**Your goal**. Copy each line of the data beneath in which the word "time" appears.

**Data to process**.
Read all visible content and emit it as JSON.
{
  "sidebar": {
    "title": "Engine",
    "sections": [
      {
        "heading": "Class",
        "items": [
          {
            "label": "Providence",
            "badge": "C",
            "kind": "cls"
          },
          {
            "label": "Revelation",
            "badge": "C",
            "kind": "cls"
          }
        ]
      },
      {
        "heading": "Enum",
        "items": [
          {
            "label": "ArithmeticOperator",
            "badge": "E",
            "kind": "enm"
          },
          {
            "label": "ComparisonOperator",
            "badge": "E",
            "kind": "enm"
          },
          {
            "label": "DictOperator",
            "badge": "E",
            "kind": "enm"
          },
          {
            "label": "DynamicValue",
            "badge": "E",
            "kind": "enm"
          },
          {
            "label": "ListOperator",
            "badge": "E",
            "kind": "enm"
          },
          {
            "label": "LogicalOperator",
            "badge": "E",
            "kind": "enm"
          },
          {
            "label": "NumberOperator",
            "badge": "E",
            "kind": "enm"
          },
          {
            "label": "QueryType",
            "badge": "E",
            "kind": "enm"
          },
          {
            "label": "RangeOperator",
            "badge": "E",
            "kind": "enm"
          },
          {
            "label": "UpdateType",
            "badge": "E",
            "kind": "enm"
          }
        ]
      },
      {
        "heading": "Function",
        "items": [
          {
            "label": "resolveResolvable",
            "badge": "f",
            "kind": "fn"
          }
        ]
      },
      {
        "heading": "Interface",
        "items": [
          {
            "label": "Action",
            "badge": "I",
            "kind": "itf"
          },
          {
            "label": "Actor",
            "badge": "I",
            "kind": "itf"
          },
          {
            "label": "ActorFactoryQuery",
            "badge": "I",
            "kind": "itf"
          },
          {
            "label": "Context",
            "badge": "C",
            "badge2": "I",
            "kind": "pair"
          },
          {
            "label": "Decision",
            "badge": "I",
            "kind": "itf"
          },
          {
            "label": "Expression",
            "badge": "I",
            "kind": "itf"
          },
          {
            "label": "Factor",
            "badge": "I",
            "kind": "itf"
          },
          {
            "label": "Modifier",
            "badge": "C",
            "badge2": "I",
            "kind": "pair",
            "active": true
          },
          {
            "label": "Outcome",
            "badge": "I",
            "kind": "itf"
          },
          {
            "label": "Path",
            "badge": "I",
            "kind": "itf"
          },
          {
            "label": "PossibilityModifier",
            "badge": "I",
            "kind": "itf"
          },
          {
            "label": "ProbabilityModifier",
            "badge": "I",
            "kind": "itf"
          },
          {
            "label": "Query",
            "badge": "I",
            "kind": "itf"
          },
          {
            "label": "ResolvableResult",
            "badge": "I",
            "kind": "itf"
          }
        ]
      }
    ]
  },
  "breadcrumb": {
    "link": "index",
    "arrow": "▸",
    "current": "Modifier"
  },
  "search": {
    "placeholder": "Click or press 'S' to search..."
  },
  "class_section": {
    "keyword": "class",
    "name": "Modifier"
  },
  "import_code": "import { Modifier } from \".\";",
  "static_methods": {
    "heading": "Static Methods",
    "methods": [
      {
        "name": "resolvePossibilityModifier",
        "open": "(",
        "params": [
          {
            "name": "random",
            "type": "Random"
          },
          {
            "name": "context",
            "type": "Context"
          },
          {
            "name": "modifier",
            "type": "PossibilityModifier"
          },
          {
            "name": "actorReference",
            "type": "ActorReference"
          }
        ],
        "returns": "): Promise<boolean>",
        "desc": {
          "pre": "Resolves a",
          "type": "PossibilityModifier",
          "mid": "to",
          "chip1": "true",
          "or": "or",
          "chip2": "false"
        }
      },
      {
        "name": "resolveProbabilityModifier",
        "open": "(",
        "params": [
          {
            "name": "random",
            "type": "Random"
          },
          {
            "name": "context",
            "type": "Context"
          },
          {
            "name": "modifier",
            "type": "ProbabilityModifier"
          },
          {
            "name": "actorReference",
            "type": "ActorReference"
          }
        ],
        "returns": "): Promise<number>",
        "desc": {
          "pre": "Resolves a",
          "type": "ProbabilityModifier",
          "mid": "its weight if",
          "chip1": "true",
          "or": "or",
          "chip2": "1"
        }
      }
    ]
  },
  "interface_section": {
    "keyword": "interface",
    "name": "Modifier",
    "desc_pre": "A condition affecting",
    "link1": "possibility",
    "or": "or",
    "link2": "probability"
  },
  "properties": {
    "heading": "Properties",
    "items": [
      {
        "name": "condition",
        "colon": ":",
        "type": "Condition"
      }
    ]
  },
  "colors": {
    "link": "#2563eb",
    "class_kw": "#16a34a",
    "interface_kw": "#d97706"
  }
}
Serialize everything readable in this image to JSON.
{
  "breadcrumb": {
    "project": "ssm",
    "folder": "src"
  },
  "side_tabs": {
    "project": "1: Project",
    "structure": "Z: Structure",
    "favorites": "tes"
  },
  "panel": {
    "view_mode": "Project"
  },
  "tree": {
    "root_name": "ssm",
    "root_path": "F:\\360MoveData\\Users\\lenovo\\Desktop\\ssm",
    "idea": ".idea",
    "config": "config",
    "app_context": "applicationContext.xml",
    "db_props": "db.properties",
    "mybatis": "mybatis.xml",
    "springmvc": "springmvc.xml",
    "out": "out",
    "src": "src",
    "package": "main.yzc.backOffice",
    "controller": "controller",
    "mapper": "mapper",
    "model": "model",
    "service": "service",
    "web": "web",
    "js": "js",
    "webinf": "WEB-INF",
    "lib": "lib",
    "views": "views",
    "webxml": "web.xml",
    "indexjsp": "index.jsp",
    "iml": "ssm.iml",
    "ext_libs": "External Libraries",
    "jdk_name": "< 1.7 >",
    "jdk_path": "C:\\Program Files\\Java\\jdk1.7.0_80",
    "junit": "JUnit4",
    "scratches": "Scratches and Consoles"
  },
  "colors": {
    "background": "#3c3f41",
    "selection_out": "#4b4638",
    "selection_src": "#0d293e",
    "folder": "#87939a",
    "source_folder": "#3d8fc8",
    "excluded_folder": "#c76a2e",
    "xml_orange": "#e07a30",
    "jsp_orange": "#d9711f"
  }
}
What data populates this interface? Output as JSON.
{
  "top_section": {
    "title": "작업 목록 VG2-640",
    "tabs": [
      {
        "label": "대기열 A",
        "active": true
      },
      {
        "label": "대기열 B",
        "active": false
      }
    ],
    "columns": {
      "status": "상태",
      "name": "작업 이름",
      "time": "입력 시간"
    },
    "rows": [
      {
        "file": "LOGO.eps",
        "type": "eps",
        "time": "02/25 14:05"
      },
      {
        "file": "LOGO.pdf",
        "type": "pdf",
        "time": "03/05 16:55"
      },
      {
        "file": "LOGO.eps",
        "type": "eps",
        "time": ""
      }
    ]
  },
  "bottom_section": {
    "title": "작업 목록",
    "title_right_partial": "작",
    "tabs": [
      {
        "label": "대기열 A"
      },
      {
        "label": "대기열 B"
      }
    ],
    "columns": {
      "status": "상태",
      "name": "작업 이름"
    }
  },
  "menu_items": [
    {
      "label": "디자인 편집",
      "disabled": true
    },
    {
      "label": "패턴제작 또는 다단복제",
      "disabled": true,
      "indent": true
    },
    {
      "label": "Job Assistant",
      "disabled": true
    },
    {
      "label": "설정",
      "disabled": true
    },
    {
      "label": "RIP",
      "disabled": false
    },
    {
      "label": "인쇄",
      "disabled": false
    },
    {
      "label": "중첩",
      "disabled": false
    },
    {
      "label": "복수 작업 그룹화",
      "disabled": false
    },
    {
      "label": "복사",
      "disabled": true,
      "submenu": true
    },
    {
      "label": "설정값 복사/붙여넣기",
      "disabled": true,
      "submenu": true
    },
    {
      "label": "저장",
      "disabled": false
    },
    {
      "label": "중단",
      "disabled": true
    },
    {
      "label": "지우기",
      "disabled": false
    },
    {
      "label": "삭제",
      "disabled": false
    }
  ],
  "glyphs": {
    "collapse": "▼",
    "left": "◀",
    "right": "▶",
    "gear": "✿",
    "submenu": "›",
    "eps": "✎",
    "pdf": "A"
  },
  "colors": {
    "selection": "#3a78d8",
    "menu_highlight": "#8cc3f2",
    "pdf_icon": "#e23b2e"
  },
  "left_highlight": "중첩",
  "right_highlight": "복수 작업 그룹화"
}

**Problem solution**.
      "time": "입력 시간"
        "time": "02/25 14:05"
        "time": "03/05 16:55"
        "time": ""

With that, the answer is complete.